▸ Activity
Go through the entries below and copy each line containing the word "chevron".

▸ Records from a dataset
══════════════════════════════

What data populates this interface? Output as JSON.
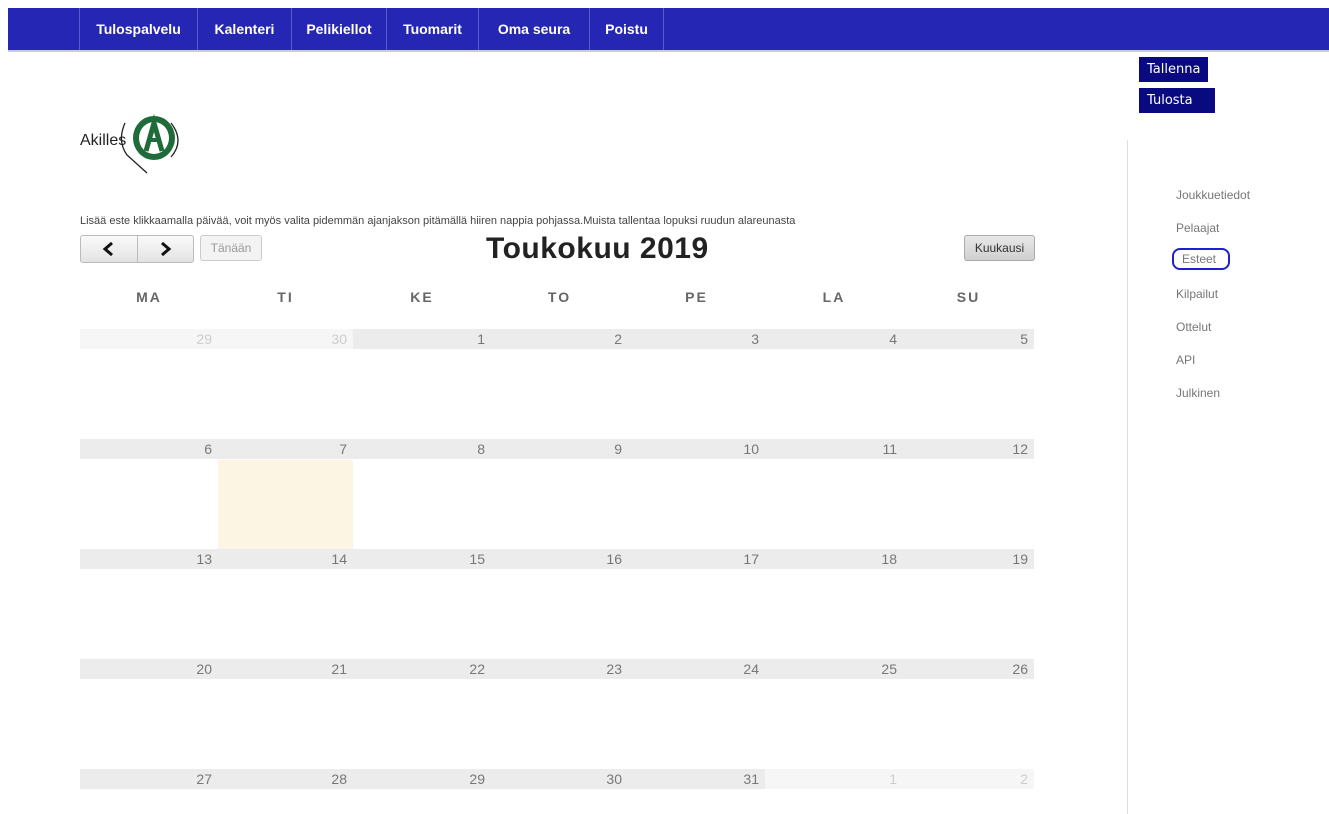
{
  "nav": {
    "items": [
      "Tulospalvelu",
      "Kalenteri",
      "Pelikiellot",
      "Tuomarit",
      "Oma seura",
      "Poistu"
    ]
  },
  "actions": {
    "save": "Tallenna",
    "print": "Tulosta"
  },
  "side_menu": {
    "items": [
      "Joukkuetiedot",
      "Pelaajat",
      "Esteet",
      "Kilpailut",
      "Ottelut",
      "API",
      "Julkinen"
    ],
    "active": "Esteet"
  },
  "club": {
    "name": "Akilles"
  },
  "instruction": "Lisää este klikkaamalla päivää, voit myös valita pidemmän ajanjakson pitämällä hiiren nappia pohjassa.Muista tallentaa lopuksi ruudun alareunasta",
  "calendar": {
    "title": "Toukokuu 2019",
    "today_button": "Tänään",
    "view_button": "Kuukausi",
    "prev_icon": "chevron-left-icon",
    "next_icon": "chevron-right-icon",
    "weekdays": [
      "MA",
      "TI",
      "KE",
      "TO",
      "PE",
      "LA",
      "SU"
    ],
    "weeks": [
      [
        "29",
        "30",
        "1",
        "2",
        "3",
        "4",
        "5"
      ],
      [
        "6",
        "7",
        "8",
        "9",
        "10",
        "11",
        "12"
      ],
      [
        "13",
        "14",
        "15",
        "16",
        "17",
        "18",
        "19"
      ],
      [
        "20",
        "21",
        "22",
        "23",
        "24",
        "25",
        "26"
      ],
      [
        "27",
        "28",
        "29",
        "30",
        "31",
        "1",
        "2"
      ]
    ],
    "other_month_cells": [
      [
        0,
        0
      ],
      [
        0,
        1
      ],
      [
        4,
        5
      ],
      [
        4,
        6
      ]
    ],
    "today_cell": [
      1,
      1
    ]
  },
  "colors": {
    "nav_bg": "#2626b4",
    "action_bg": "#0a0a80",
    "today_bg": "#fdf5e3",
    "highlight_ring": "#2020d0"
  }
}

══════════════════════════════

▸ Response area
    "prev_icon": "chevron-left-icon",
    "next_icon": "chevron-right-icon",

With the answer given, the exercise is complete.